__Work instructions__
Report only how many lines of the entries below contain the string "分析家公式网www".

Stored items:
╔══

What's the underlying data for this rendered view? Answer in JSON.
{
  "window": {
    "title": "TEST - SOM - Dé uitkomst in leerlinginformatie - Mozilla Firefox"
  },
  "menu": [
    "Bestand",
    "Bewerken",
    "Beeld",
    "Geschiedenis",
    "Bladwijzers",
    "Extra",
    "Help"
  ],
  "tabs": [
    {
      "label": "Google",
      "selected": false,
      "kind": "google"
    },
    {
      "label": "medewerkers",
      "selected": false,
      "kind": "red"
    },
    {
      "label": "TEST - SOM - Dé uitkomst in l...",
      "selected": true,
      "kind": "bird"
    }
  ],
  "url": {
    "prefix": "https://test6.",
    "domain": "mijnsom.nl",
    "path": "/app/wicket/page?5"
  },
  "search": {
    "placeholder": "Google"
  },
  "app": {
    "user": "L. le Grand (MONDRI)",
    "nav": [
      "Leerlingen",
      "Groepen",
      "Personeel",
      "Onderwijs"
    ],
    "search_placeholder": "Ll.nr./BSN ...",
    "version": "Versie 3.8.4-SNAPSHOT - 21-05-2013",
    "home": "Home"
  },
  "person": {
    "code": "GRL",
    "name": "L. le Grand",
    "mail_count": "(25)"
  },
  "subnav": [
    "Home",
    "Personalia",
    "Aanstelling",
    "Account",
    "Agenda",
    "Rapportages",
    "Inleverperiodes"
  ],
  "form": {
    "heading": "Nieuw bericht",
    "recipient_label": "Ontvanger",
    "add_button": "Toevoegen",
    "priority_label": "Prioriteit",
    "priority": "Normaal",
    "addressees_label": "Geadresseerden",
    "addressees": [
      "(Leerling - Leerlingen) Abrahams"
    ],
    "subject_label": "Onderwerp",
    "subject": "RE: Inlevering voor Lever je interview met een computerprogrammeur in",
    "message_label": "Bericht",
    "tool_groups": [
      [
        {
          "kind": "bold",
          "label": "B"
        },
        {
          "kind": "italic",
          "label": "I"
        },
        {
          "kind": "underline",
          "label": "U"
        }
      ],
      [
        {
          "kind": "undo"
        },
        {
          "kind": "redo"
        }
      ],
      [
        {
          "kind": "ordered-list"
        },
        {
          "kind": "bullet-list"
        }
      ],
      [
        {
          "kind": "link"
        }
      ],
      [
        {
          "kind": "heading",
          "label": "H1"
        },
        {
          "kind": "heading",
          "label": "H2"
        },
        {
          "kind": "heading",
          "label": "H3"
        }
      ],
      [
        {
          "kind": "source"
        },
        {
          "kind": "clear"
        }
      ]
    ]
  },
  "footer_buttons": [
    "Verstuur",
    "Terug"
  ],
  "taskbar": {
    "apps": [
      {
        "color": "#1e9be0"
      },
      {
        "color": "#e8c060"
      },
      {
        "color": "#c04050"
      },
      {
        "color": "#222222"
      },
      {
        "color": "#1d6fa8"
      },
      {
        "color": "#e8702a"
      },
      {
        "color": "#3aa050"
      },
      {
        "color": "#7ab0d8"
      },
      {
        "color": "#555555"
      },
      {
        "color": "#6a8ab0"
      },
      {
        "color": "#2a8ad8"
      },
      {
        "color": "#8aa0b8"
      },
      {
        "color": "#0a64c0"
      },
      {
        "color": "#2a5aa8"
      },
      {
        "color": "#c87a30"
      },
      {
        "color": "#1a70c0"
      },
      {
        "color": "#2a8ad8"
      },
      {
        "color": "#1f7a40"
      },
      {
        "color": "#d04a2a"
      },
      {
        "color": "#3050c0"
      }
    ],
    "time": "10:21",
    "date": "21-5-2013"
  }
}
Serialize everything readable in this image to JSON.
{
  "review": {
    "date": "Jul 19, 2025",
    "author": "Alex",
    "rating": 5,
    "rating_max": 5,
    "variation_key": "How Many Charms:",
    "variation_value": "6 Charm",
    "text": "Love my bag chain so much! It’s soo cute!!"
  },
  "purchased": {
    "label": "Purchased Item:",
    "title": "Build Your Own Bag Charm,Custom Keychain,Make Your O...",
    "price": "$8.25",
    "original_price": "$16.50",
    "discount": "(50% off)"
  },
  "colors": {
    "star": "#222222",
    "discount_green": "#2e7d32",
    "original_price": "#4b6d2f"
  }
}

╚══
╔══

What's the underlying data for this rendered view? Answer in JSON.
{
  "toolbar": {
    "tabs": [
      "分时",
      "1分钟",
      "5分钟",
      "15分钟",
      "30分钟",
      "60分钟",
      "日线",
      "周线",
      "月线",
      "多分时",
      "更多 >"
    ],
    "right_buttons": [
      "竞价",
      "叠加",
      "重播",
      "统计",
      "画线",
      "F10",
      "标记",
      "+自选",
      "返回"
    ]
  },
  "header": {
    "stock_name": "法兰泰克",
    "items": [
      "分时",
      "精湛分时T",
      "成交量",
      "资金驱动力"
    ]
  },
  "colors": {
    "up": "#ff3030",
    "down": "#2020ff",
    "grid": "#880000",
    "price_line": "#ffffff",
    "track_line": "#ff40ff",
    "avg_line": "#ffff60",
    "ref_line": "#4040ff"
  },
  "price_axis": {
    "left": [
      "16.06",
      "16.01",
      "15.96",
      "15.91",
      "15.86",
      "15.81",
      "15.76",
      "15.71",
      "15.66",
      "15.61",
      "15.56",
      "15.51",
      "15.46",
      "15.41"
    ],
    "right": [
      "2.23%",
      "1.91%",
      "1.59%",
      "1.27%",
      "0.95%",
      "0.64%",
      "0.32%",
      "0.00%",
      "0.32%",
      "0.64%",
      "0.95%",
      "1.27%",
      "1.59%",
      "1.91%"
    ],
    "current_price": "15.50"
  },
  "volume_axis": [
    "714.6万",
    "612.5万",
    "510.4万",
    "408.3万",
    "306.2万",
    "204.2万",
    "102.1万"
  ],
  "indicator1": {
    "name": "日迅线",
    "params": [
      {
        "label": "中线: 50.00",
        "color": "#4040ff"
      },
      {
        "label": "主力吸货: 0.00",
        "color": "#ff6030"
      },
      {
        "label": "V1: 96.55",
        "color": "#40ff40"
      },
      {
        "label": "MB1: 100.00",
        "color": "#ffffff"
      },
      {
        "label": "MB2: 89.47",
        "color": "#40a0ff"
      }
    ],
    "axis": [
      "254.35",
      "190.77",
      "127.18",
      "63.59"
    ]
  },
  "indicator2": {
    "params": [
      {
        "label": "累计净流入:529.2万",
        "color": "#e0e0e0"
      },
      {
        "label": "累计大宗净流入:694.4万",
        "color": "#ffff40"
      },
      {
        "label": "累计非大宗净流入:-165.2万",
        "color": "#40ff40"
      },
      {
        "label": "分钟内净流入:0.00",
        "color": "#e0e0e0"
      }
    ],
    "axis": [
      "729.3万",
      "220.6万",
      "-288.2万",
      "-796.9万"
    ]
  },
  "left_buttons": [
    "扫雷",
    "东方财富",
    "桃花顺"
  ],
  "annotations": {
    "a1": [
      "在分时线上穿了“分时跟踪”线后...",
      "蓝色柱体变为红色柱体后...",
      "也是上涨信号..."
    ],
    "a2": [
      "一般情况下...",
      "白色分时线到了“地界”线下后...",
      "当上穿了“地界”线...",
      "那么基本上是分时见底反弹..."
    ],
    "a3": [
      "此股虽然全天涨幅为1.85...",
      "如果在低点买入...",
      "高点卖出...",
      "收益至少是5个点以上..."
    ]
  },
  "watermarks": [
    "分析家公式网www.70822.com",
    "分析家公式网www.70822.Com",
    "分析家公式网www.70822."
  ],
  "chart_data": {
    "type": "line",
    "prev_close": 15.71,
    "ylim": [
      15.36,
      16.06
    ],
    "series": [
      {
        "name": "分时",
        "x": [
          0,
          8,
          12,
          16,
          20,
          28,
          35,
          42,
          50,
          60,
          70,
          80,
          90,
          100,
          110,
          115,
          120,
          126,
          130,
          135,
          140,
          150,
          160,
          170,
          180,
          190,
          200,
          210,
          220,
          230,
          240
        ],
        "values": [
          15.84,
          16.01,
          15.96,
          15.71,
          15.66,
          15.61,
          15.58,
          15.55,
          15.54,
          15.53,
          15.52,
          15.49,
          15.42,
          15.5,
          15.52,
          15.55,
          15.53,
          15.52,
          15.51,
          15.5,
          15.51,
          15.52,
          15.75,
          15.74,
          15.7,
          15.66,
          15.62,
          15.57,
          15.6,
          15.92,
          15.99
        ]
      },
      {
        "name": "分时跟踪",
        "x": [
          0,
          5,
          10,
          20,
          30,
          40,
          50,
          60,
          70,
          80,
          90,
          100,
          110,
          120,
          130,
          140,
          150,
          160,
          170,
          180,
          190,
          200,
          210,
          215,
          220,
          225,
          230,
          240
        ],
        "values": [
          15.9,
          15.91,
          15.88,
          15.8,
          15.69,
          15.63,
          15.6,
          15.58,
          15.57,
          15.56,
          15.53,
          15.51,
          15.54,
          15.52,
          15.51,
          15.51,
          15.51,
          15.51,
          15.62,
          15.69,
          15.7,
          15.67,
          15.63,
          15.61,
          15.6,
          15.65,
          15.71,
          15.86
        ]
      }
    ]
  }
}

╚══

__Solution for this problem__
3